Instructions to follow –
Where a line holds the word "glyph", copy that line from the data below.
#### Materials provided
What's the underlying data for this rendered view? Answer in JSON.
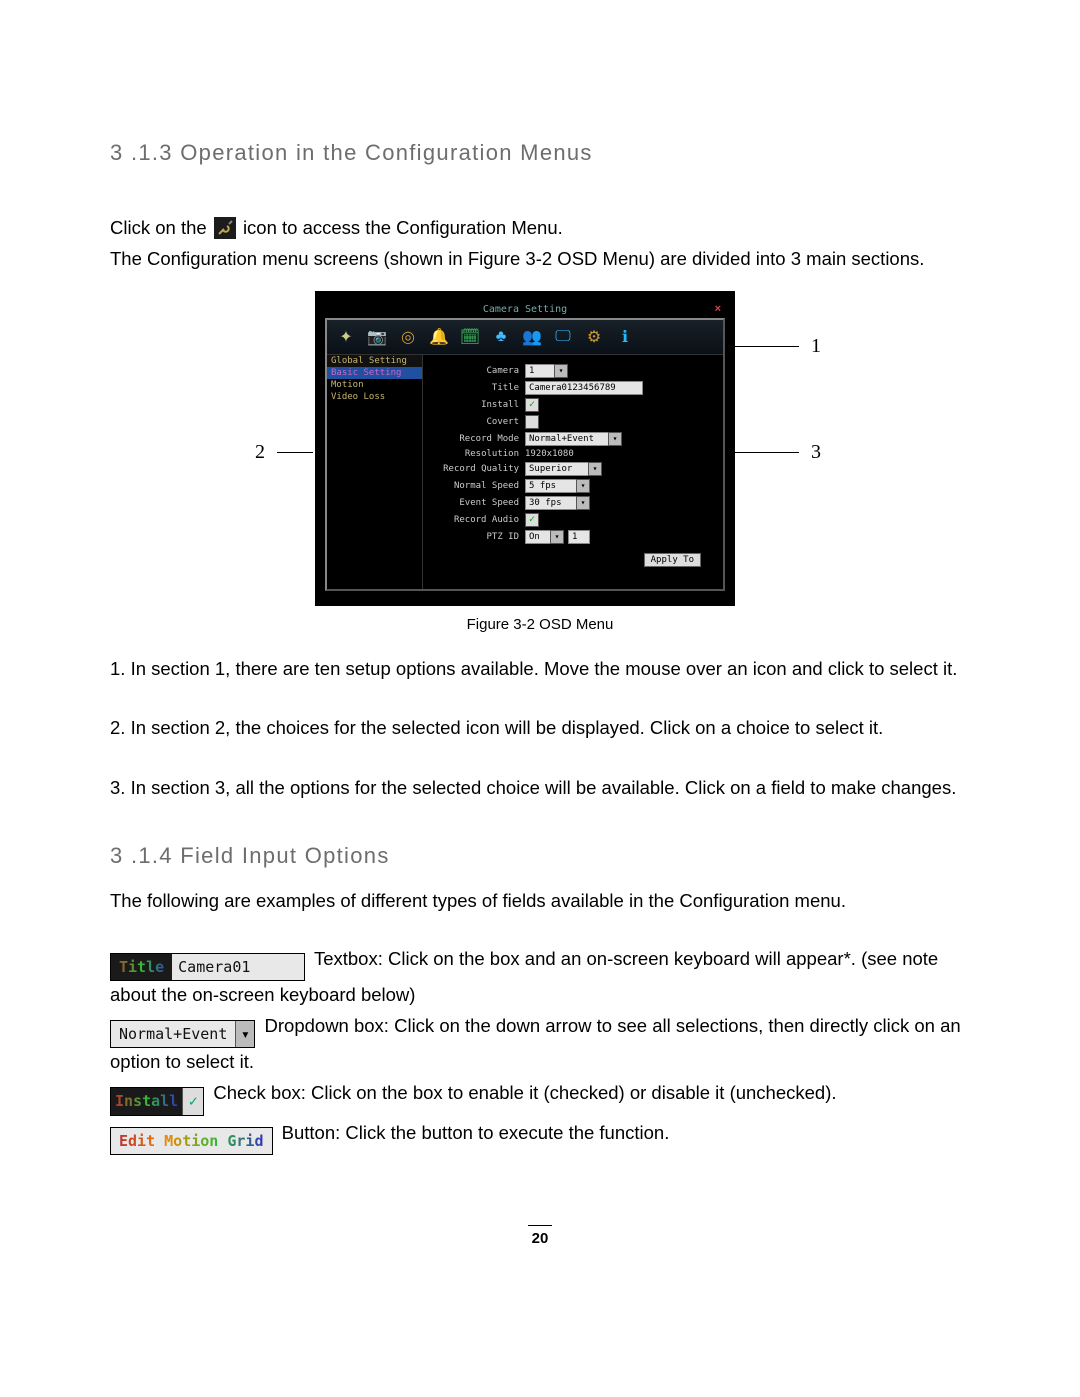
{
  "headings": {
    "s313": "3 .1.3   Operation in the Configuration Menus",
    "s314": "3 .1.4   Field Input Options"
  },
  "paragraphs": {
    "p1a": "Click on the ",
    "p1b": " icon to access the Configuration Menu.",
    "p2": "The Configuration menu screens (shown in Figure 3-2 OSD Menu) are divided into 3 main sections.",
    "list1": "1. In section 1, there are ten setup options available. Move the mouse over an icon and click to select it.",
    "list2": "2. In section 2, the choices for the selected icon will be displayed. Click on a choice to select it.",
    "list3": "3. In section 3, all the options for the selected choice will be available. Click on a field to make changes.",
    "p314": "The following are examples of different types of fields available in the Configuration menu.",
    "ex_tb_a": "Textbox: ",
    "ex_tb_b": "Click on the box and an on-screen keyboard will appear*. (see note about the on-screen keyboard below)",
    "ex_dd_a": "Dropdown box: ",
    "ex_dd_b": "Click on the down arrow to see all selections, then directly click on an option to select it.",
    "ex_cb_a": "Check box: ",
    "ex_cb_b": "Click on the box to enable it (checked) or disable it (unchecked).",
    "ex_bt_a": "Button: ",
    "ex_bt_b": "Click the button to execute the function."
  },
  "figure_caption": "Figure 3-2 OSD Menu",
  "callouts": {
    "c1": "1",
    "c2": "2",
    "c3": "3"
  },
  "page_number": "20",
  "osd": {
    "title": "Camera Setting",
    "sidebar": {
      "header": "Global Setting",
      "items": [
        "Basic Setting",
        "Motion",
        "Video Loss"
      ],
      "selected_index": 0
    },
    "form": {
      "camera": {
        "label": "Camera",
        "value": "1"
      },
      "title": {
        "label": "Title",
        "value": "Camera0123456789"
      },
      "install": {
        "label": "Install",
        "checked": true
      },
      "covert": {
        "label": "Covert",
        "checked": false
      },
      "record_mode": {
        "label": "Record Mode",
        "value": "Normal+Event"
      },
      "resolution": {
        "label": "Resolution",
        "value": "1920x1080"
      },
      "record_quality": {
        "label": "Record Quality",
        "value": "Superior"
      },
      "normal_speed": {
        "label": "Normal Speed",
        "value": "5 fps"
      },
      "event_speed": {
        "label": "Event Speed",
        "value": "30 fps"
      },
      "record_audio": {
        "label": "Record Audio",
        "checked": true
      },
      "ptz_id": {
        "label": "PTZ ID",
        "value": "On",
        "num": "1"
      },
      "apply": "Apply To"
    },
    "toolbar_icons": [
      {
        "name": "express-icon",
        "glyph": "✦",
        "color": "#cc8"
      },
      {
        "name": "camera-icon",
        "glyph": "📷",
        "color": "#8cf"
      },
      {
        "name": "record-icon",
        "glyph": "◎",
        "color": "#c93"
      },
      {
        "name": "alarm-icon",
        "glyph": "🔔",
        "color": "#fc4"
      },
      {
        "name": "schedule-icon",
        "glyph": "🗓",
        "color": "#4c6"
      },
      {
        "name": "network-icon",
        "glyph": "♣",
        "color": "#4bf"
      },
      {
        "name": "users-icon",
        "glyph": "👥",
        "color": "#ec2"
      },
      {
        "name": "display-icon",
        "glyph": "🖵",
        "color": "#3bf"
      },
      {
        "name": "system-icon",
        "glyph": "⚙",
        "color": "#c93"
      },
      {
        "name": "info-icon",
        "glyph": "ℹ",
        "color": "#2bf"
      }
    ]
  },
  "examples": {
    "title_label": "Title",
    "title_value": "Camera01",
    "dropdown_value": "Normal+Event",
    "check_label": "Install",
    "button_label": "Edit Motion Grid"
  }
}
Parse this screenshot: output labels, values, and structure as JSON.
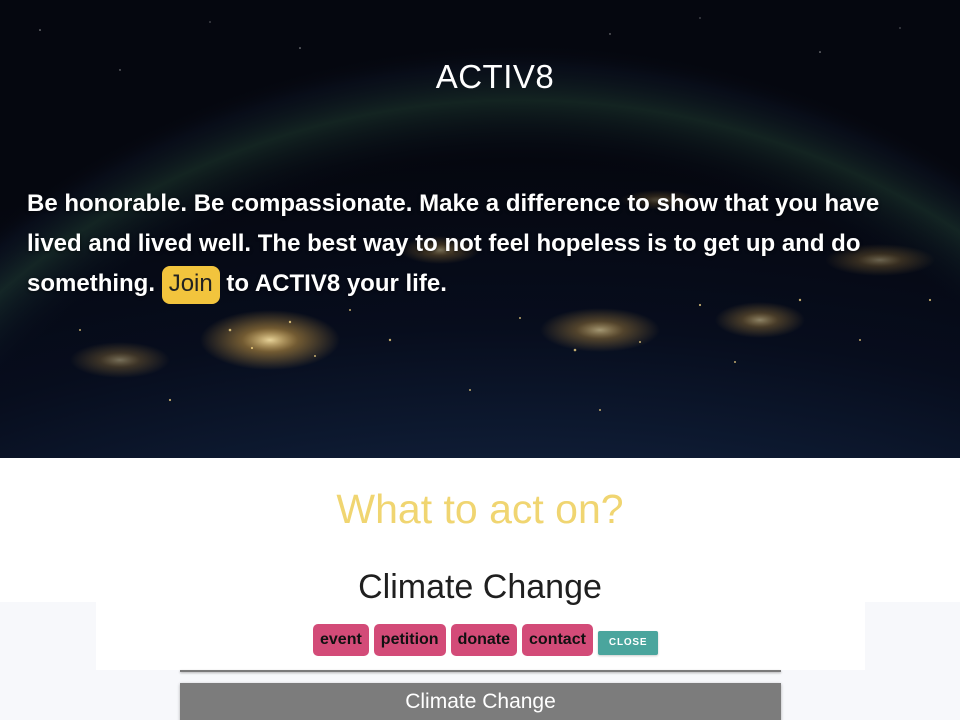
{
  "hero": {
    "title": "ACTIV8",
    "text_before": "Be honorable. Be compassionate. Make a difference to show that you have lived and lived well. The best way to not feel hopeless is to get up and do something.",
    "join_label": "Join",
    "text_after": "to ACTIV8 your life."
  },
  "section": {
    "heading": "What to act on?"
  },
  "cause_card": {
    "title": "Climate Change",
    "actions": [
      {
        "label": "event"
      },
      {
        "label": "petition"
      },
      {
        "label": "donate"
      },
      {
        "label": "contact"
      }
    ],
    "close_label": "CLOSE"
  },
  "accordion": {
    "label": "Climate Change"
  },
  "colors": {
    "join_accent": "#f2c43d",
    "heading_accent": "#f0d571",
    "action_buttons": "#d34b78",
    "close_button": "#4aa59d",
    "accordion_bar": "#7c7c7c"
  }
}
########
Result of the exercise –
        "glyph": "✦",
        "glyph": "📷",
        "glyph": "◎",
        "glyph": "🔔",
        "glyph": "🗓",
        "glyph": "♣",
        "glyph": "👥",
        "glyph": "🖵",
        "glyph": "⚙",
        "glyph": "ℹ",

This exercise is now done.